My mom started golfing about 12 years ago. She would go out by herself to a little 9 hole course and without lessons, just figure it out by herself and play. Out in nature, she not only found a new hobby but a new love that she cultivated for the rest of her life. Sometimes she’d play with my dad but more often then not, she’d join into a group of strangers and play along. She didn’t need a fancy course, just somewhere pretty and comfortable. Eventually, she joined a golf group with her friends and I knew I couldn’t call her on her Tuesday golf days lest I catch her mid-swing. As her skill increased, friends and strangers alike were amazed that this little Korean lady could hit the ball, not far, but straight and true. While others watched their shots shoot this way and that and get lost in the rough, my mom would patiently, calmly, and methodically make it onto the green and with precision, sink the ball with her putting.

When I was thinking about what to say about my mom today, it occurred to me that her golf game was almost a metaphor for her life. She was born in a small town in Korea on a farm, the oldest daughter of 7 children. At heart, she was a country girl and took joy in the simple things in life whether it was drinking a beer with my dad while watching the sun set or seeing the flowers bloom in her garden. Even her last text to me was a picture of some camellias in our yard she had been waiting to open. She didn’t need fancy things- just whatever was simple and comfortable.

She was patient and calm as mother. Now that I have kids of my own, I can fully appreciate how extraordinary she was. She never yelled at us- a gift I have NOT inherited to the dismay of my children. Instead, she always had a gentle smile and easy going way with us.

As a wife, she and my dad shared so many common interests beyond golf. Not only a love of nature which translated into many camping trips and cross country road trips to national parks, but an adventurous spirit. The same spirit that led her to hit the links by herself to try something new led her here to build a life in America with my dad. She was always up for new experiences and trips, eager to add to her memories.

As a grandmother, she had such a fun loving spirit with her two granddaughters, Sarah and Katie, and was up for anything they were – be it swinging at the park, playing play-doh for hours on end, or jumping into the pool on a hot summers day. She was so devoted to them- even coming to visit us in Minnesota in the dead of winter- truly a sign of love. They adored her in return and as they said of her- we love Halmoni because she never says no.

The only thing that rivaled her skills on the golf course were her skills in the kitchen. She was such a good cook- making everything from scratch and from memory. I think my dad, brother and I will spend the rest of our lives trying to replicate her kimchi.

Like her shots that were straight and true, so was she.

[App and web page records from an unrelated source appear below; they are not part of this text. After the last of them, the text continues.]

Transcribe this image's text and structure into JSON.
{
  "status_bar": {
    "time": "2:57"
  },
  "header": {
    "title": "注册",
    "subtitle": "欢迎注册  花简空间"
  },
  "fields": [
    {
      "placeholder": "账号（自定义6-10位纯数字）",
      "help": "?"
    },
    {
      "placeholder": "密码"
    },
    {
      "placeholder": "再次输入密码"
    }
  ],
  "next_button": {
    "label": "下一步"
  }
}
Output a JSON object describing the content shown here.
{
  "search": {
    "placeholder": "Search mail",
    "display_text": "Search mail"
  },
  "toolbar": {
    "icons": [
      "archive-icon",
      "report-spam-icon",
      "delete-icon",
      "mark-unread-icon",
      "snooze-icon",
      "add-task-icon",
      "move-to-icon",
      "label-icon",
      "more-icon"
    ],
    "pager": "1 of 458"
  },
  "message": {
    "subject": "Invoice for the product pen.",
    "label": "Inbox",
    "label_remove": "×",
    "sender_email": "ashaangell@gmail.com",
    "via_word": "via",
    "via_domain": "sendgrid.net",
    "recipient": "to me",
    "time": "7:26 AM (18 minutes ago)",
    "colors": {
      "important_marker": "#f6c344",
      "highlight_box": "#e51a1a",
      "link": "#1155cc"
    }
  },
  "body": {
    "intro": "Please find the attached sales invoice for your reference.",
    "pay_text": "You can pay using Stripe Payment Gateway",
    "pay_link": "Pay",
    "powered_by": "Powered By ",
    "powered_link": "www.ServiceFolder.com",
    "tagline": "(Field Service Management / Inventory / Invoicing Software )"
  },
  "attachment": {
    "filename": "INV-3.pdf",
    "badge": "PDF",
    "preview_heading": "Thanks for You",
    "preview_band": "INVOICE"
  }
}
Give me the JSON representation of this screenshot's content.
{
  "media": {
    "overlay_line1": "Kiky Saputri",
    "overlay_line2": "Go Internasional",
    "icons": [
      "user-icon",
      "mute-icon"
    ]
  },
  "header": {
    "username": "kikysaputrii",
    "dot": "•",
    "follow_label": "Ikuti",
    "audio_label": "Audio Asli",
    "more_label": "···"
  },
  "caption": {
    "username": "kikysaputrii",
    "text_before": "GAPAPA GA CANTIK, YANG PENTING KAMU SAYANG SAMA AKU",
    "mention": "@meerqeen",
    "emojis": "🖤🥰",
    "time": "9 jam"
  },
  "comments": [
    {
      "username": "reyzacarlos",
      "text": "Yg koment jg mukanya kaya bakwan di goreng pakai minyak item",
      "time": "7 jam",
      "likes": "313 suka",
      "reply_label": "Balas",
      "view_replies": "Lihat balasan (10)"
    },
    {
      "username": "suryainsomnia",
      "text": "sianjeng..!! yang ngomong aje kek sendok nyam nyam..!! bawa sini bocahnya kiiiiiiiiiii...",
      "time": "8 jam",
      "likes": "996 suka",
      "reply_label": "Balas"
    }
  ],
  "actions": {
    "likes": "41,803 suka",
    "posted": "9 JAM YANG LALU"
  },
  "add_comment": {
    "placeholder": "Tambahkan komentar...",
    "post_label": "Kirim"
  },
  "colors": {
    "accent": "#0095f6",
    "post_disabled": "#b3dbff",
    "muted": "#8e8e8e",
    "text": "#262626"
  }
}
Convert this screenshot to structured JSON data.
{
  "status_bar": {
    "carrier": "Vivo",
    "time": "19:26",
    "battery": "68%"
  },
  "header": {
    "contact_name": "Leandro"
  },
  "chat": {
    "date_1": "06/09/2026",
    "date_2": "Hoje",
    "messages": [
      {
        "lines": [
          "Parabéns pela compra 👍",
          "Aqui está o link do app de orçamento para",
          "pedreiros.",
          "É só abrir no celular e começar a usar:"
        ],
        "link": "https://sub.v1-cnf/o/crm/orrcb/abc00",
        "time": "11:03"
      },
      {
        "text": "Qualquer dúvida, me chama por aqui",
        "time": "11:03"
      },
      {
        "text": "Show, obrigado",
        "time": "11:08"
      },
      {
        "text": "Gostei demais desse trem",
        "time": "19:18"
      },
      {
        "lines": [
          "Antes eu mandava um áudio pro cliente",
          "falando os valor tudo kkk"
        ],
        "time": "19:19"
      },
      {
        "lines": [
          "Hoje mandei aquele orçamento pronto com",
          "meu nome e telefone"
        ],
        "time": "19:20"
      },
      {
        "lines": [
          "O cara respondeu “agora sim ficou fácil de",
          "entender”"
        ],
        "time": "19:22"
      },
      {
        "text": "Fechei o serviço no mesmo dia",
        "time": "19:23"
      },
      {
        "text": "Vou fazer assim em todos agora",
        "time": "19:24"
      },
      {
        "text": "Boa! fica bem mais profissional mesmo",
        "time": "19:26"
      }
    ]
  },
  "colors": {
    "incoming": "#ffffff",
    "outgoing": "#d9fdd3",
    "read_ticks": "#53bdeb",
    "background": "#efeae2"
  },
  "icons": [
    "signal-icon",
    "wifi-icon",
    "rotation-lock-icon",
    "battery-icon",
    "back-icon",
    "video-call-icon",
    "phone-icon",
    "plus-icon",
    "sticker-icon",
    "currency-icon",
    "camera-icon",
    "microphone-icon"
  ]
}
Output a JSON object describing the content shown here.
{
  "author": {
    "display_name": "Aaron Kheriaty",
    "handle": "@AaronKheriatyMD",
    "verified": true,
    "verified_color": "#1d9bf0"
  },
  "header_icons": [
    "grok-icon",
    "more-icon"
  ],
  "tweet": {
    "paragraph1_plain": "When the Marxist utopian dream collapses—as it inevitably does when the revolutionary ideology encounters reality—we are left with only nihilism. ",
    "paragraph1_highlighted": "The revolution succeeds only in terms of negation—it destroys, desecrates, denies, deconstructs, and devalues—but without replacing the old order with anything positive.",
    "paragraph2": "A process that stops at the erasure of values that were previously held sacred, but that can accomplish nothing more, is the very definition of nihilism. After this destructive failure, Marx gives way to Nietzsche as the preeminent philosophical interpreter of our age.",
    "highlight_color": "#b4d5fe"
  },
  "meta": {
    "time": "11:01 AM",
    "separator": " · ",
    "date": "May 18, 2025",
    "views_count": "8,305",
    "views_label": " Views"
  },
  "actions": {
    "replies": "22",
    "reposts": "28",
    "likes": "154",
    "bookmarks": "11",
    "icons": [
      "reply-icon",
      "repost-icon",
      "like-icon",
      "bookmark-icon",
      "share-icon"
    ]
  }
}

She knew what her priorities were and didn’t get distracted by life’s dramas. Even when things in her life got rough, she kept her head down and worked hard and steadily to get to where she wanted to be. She focused on being a good person, a good mother, a good grandmother, and a good wife. Nothing was more important than her family and she showed that everyday through her actions and words. I will miss her so much. She was not only my mother but my role model and friend. Her life was too short but straight and true till the very end.

I don’t know when my life will return to “normal,” but when it does, I will continue to write. I will write because it brings me joy, and if we need anything else in this world, it is joy. God bless…

 

Happy Birthday to Servant Mommy

1st-Birthday-Cake2Well, believe it or not, a full YEAR has passed since my first blog entry.  I just wanted to say a quick “thank you” to everyone who’s been reading.  I’ve enjoyed writing enormously and much of it is due to the fact that I get to connect with so many of you regarding your own experiences as a parent.  So thank you.

As much as I’d love to sit here and bask in the wonder of actually doing something for an entire year (because for an Asian, my work ethic is crap),  I actually have THREE real birthdays to plan for this month: Katie’s on the 12th, Chris’s on the 14th, and Sarah’s on the 21st.  Better get on it before I lose my job…I’m still gunning for a pay raise this year!